Aim of the task
In the response, the entries must appear exactly as supplied.

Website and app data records

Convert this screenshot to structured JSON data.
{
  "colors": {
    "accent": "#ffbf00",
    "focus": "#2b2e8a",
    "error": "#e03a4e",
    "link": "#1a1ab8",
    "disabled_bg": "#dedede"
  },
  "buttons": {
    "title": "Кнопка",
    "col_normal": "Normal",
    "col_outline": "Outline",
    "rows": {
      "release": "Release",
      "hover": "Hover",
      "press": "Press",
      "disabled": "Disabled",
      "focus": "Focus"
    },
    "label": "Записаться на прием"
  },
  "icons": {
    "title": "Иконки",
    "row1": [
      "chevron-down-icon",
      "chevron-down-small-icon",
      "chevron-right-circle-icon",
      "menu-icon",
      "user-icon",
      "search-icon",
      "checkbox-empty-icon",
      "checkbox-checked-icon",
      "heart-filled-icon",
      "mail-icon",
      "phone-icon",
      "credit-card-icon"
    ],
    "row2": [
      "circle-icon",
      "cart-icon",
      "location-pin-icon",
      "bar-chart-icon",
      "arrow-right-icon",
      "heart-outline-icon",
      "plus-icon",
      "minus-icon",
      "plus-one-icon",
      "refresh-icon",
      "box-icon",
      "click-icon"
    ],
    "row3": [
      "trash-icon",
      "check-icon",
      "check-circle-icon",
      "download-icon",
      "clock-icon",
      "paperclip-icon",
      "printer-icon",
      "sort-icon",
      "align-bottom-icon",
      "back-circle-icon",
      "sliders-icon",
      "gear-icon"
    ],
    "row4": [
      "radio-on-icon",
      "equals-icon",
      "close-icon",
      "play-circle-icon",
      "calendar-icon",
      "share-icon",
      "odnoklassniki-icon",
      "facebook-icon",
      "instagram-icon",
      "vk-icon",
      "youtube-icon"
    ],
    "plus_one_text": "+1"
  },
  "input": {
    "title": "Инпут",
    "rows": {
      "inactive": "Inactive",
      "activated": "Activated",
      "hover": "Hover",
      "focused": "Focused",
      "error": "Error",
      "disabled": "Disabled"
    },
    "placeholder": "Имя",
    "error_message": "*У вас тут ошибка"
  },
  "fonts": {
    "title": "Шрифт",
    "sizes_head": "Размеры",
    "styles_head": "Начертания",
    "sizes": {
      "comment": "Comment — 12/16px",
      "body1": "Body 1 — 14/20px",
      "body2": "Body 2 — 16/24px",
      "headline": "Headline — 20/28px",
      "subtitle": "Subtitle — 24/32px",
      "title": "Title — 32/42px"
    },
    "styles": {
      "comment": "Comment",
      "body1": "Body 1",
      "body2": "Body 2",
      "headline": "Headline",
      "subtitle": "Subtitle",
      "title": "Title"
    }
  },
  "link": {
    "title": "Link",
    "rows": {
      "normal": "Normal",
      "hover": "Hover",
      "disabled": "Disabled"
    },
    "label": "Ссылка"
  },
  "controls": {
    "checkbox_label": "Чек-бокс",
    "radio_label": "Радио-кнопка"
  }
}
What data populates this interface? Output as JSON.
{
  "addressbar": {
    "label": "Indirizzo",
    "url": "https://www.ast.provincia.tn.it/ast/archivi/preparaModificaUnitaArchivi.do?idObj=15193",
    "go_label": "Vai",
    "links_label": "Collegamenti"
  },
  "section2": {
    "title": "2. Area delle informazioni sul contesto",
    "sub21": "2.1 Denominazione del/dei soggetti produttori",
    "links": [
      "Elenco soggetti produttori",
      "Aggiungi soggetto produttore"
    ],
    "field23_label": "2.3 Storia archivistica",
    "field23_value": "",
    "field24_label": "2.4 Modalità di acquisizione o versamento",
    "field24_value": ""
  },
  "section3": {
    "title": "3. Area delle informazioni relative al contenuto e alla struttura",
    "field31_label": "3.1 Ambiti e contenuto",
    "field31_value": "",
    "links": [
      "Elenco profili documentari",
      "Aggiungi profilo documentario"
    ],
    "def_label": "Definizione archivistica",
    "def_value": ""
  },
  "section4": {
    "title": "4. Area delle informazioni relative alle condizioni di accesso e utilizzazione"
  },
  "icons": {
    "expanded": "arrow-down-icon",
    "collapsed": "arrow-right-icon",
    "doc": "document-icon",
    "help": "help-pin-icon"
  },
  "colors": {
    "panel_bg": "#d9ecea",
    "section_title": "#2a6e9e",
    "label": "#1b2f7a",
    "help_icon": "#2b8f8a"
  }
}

Result for this task
Convert this screenshot to structured JSON data.
{
  "colors": {
    "accent": "#ffbf00",
    "focus": "#2b2e8a",
    "error": "#e03a4e",
    "link": "#1a1ab8",
    "disabled_bg": "#dedede"
  },
  "buttons": {
    "title": "Кнопка",
    "col_normal": "Normal",
    "col_outline": "Outline",
    "rows": {
      "release": "Release",
      "hover": "Hover",
      "press": "Press",
      "disabled": "Disabled",
      "focus": "Focus"
    },
    "label": "Записаться на прием"
  },
  "icons": {
    "title": "Иконки",
    "row1": [
      "chevron-down-icon",
      "chevron-down-small-icon",
      "chevron-right-circle-icon",
      "menu-icon",
      "user-icon",
      "search-icon",
      "checkbox-empty-icon",
      "checkbox-checked-icon",
      "heart-filled-icon",
      "mail-icon",
      "phone-icon",
      "credit-card-icon"
    ],
    "row2": [
      "circle-icon",
      "cart-icon",
      "location-pin-icon",
      "bar-chart-icon",
      "arrow-right-icon",
      "heart-outline-icon",
      "plus-icon",
      "minus-icon",
      "plus-one-icon",
      "refresh-icon",
      "box-icon",
      "click-icon"
    ],
    "row3": [
      "trash-icon",
      "check-icon",
      "check-circle-icon",
      "download-icon",
      "clock-icon",
      "paperclip-icon",
      "printer-icon",
      "sort-icon",
      "align-bottom-icon",
      "back-circle-icon",
      "sliders-icon",
      "gear-icon"
    ],
    "row4": [
      "radio-on-icon",
      "equals-icon",
      "close-icon",
      "play-circle-icon",
      "calendar-icon",
      "share-icon",
      "odnoklassniki-icon",
      "facebook-icon",
      "instagram-icon",
      "vk-icon",
      "youtube-icon"
    ],
    "plus_one_text": "+1"
  },
  "input": {
    "title": "Инпут",
    "rows": {
      "inactive": "Inactive",
      "activated": "Activated",
      "hover": "Hover",
      "focused": "Focused",
      "error": "Error",
      "disabled": "Disabled"
    },
    "placeholder": "Имя",
    "error_message": "*У вас тут ошибка"
  },
  "fonts": {
    "title": "Шрифт",
    "sizes_head": "Размеры",
    "styles_head": "Начертания",
    "sizes": {
      "comment": "Comment — 12/16px",
      "body1": "Body 1 — 14/20px",
      "body2": "Body 2 — 16/24px",
      "headline": "Headline — 20/28px",
      "subtitle": "Subtitle — 24/32px",
      "title": "Title — 32/42px"
    },
    "styles": {
      "comment": "Comment",
      "body1": "Body 1",
      "body2": "Body 2",
      "headline": "Headline",
      "subtitle": "Subtitle",
      "title": "Title"
    }
  },
  "link": {
    "title": "Link",
    "rows": {
      "normal": "Normal",
      "hover": "Hover",
      "disabled": "Disabled"
    },
    "label": "Ссылка"
  },
  "controls": {
    "checkbox_label": "Чек-бокс",
    "radio_label": "Радио-кнопка"
  }
}
What data populates this interface? Output as JSON.
{
  "addressbar": {
    "label": "Indirizzo",
    "url": "https://www.ast.provincia.tn.it/ast/archivi/preparaModificaUnitaArchivi.do?idObj=15193",
    "go_label": "Vai",
    "links_label": "Collegamenti"
  },
  "section2": {
    "title": "2. Area delle informazioni sul contesto",
    "sub21": "2.1 Denominazione del/dei soggetti produttori",
    "links": [
      "Elenco soggetti produttori",
      "Aggiungi soggetto produttore"
    ],
    "field23_label": "2.3 Storia archivistica",
    "field23_value": "",
    "field24_label": "2.4 Modalità di acquisizione o versamento",
    "field24_value": ""
  },
  "section3": {
    "title": "3. Area delle informazioni relative al contenuto e alla struttura",
    "field31_label": "3.1 Ambiti e contenuto",
    "field31_value": "",
    "links": [
      "Elenco profili documentari",
      "Aggiungi profilo documentario"
    ],
    "def_label": "Definizione archivistica",
    "def_value": ""
  },
  "section4": {
    "title": "4. Area delle informazioni relative alle condizioni di accesso e utilizzazione"
  },
  "icons": {
    "expanded": "arrow-down-icon",
    "collapsed": "arrow-right-icon",
    "doc": "document-icon",
    "help": "help-pin-icon"
  },
  "colors": {
    "panel_bg": "#d9ecea",
    "section_title": "#2a6e9e",
    "label": "#1b2f7a",
    "help_icon": "#2b8f8a"
  }
}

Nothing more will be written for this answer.